International Covenant on Economic, Social and Cultural Rights (Adopted 1966, entered into force 1976): Convention that declares that all people have a broad range of economic, social, and cultural rights. One of three components of the International BILL OF RIGHTS. Abbreviated ICESCR.

INTERNATIONAL LABOR OFFICE: Established in 1919 as part of the Versailles Peace Treaty to improve working conditions and promote social justice; the ILO became a Specialized Agency of the UN in 1946. Abbreviated ILO.

MAQUILADORA: A factory, often foreign-owned, that assembles goods for export. From Spanish, the word is pronounced mah-kee-lah-DOH-rah. It is usually shortened to maquila (mah-KEE-lah).

MEMBER STATES: Countries that are member of the United Nations.

NON-BINDING: A document, like a DECLARATION, that carries no formal legal obligations. It may, however, carry moral obligations or attain the force of law as INTERNATIONAL CUSTOMARY LAW.

NON-GOVERNMENTAL ORGANIZATIONS: Organizations formed by people outside of government. NGO’s monitor the proceedings of human rights bodies such as the COMMISSION ON human rights and are the “watchdogs” of the human rights that fall within their mandate. Some are large and international (e.g., the Red Cross, Amnesty International, the Girl Scouts); others may be small and local (e.g., an organization to advocate people with disabilities in a particular city; a coalition to promote women’s rights in one refugee camp). NGO’s play a major role in influencing UN policy, and many of them have official consultative status at the UN. Abbreviated NGOs.

POLITICAL RIGHTS: The right of people to participate in the political life of their communities and society such as by voting for their government.

RATIFICATION, RATIFY: Process by which the legislative body of a state confirms a government’s action in signing a treaty; formal procedure by which a state becomes bound to a treaty after acceptance.

SIGN: In human rights the first step in ratification of a treaty; to sign a DECLARATION, CONVENTION, or one of the COVENANTS constitutes a promise to adhere to the principles in the document and to honor its spirit.

SOCIAL RIGHTS: Rights that give people security as they live together and learn together, as in families, schools, and other institutions.

SOCIAL AND ECONOMIC RIGHTS: Rights that give people social and economic security, sometimes referred to as security-oriented or second-generation rights. Examples are the right to food, shelter, and health care.

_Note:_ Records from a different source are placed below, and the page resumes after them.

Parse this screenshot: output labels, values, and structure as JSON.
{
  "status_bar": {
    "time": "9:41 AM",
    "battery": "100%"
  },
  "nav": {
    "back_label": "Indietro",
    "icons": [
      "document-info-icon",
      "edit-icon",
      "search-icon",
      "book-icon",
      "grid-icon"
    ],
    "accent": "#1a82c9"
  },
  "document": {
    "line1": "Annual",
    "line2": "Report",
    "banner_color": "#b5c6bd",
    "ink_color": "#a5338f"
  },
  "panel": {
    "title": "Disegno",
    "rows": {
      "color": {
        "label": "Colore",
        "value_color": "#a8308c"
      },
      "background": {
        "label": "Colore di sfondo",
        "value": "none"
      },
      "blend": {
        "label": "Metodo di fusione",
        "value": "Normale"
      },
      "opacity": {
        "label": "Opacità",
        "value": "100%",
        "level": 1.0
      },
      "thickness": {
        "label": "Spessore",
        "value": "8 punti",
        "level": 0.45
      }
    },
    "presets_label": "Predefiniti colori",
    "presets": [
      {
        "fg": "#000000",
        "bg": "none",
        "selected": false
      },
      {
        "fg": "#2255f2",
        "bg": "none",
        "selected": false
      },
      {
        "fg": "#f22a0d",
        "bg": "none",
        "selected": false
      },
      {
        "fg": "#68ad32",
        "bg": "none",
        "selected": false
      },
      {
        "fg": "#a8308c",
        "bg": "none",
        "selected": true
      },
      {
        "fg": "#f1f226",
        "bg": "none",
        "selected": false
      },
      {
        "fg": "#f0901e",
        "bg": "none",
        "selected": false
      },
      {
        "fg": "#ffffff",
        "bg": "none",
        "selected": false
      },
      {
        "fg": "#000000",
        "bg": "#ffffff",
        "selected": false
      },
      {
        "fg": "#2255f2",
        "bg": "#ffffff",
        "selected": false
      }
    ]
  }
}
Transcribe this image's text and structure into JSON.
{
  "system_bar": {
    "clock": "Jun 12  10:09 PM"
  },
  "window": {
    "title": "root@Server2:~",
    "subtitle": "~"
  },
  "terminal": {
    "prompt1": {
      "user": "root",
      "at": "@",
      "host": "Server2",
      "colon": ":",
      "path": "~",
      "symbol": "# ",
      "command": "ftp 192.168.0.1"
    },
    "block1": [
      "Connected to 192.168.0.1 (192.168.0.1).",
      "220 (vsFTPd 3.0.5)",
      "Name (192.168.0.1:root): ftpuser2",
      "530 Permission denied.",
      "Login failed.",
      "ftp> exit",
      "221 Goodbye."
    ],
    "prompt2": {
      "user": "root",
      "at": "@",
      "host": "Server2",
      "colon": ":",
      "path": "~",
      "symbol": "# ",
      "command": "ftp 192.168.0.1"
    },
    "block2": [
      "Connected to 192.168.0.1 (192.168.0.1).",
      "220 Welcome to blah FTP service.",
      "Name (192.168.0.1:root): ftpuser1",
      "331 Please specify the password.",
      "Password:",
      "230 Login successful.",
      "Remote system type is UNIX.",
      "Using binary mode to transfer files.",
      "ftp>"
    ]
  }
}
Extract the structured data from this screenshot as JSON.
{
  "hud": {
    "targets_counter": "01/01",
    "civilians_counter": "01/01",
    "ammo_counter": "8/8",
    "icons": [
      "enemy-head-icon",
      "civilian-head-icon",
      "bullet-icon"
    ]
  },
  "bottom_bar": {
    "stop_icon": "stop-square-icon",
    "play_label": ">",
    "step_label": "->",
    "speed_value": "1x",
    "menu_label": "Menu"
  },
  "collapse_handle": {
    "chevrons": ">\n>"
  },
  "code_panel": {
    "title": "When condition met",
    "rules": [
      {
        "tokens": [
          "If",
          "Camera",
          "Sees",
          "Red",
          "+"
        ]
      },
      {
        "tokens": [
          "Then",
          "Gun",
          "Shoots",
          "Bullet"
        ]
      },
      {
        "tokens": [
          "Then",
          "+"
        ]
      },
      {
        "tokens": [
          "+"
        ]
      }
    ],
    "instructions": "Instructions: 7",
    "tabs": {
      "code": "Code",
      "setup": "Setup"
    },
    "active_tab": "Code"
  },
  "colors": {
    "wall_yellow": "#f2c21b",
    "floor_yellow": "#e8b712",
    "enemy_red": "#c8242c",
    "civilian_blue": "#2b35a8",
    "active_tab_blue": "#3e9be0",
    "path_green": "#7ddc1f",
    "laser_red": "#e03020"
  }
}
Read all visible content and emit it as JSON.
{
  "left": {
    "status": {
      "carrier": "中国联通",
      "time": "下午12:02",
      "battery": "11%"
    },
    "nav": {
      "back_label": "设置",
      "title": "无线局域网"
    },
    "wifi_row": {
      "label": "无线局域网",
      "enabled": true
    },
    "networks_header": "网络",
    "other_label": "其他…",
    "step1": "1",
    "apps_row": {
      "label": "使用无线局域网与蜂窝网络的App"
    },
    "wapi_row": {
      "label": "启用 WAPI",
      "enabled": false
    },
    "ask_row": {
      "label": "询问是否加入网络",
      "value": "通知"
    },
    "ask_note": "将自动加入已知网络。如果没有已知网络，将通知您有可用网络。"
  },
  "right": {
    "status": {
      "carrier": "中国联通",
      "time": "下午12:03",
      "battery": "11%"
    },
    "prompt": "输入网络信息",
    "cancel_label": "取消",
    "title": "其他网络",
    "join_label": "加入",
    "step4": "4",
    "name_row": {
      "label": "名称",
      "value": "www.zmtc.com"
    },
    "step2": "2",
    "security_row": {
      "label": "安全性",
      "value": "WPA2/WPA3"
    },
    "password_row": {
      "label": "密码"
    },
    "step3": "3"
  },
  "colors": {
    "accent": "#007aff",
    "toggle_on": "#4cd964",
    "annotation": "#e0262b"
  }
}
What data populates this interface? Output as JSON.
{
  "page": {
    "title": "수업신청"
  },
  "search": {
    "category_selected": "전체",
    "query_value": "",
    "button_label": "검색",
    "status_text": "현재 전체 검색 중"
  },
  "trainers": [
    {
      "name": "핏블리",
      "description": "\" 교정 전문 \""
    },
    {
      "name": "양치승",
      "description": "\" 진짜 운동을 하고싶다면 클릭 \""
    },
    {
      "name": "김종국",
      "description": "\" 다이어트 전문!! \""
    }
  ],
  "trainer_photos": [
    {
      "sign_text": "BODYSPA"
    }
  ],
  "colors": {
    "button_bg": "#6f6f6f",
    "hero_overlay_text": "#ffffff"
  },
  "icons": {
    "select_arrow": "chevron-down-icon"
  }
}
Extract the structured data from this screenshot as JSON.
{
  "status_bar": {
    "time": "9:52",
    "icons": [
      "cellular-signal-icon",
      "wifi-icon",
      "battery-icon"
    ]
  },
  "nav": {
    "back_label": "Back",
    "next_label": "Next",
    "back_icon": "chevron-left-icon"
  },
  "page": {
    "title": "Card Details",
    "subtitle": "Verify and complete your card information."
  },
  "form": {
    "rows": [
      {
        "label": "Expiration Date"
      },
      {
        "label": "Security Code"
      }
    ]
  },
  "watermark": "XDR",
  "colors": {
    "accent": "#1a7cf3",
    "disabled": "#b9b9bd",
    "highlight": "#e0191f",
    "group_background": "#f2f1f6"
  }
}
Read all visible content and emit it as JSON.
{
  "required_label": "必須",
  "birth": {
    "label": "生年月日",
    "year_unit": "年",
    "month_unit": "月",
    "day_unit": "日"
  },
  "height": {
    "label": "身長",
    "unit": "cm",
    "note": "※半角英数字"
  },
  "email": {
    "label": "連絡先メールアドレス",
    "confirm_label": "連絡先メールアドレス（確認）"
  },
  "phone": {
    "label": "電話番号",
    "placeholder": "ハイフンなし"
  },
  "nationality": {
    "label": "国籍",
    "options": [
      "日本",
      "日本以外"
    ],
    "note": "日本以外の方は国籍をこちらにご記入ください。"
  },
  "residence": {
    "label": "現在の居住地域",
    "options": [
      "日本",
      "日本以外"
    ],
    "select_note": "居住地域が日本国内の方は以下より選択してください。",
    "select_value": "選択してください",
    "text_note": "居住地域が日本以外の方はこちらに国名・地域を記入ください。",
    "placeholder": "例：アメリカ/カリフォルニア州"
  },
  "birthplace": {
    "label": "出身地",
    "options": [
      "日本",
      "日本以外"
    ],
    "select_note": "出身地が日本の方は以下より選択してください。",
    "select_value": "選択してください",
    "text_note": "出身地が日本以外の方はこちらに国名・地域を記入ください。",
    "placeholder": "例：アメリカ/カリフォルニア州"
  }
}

There is disagreement whether the government is obligated to provide these benefits.

STATE: Often synonymous with “country”; a group of people permanently occupying a fixed territory having common laws and government and capable of conducting international affairs.

STATES PARTY(IES): Those countries that have RATIFIED a COVENANT or a CONVENTION and are thereby bound to conform to its provisions.

TREATY: Formal agreement between states that defines and modifies their mutual duties and obligations; used synonymously with CONVENTION. When CONVENTIONS are adopted by the UN GENERAL ASSEMBLY, they create legally binding international obligations for the member states who have signed the treaty. When a national government RATIFIES a treaty, the articles of that treaty become part of its domestic legal obligations.

UNITED NATIONS CHARTER: Initial document of the UN setting forth its goals, functions, and responsibilities; adopted in San Francisco in 1945.

UNITED NATIONS GENERAL ASSEMBLY: One of the principal organs of the UN, consisting of all member states. The General Assembly issues DECLARATIONS and adopts CONVENTIONS on human rights issues. The actions of the General Assembly are governed by the CHARTER OF THE UNITED NATIONS.

UNIVERSAL: Refers to the application of human rights to all people everywhere regardless of any distinction.

UNIVERSAL DECLARATION OF HUMAN RIGHTS (1948): Primary UN document establishing human rights standards and norms. Although the declaration was intended to be NON-BINDING, through time its various provisions have become so respected by STATES that it can now be said to be CUSTOMARY INTERNATIONAL LAW. Abbreviated UDHR.

Source: Adapted from Julie Mertus et. al., Local Action/Global Change and the Minnesota Partners in Human Rights Resource Notebook.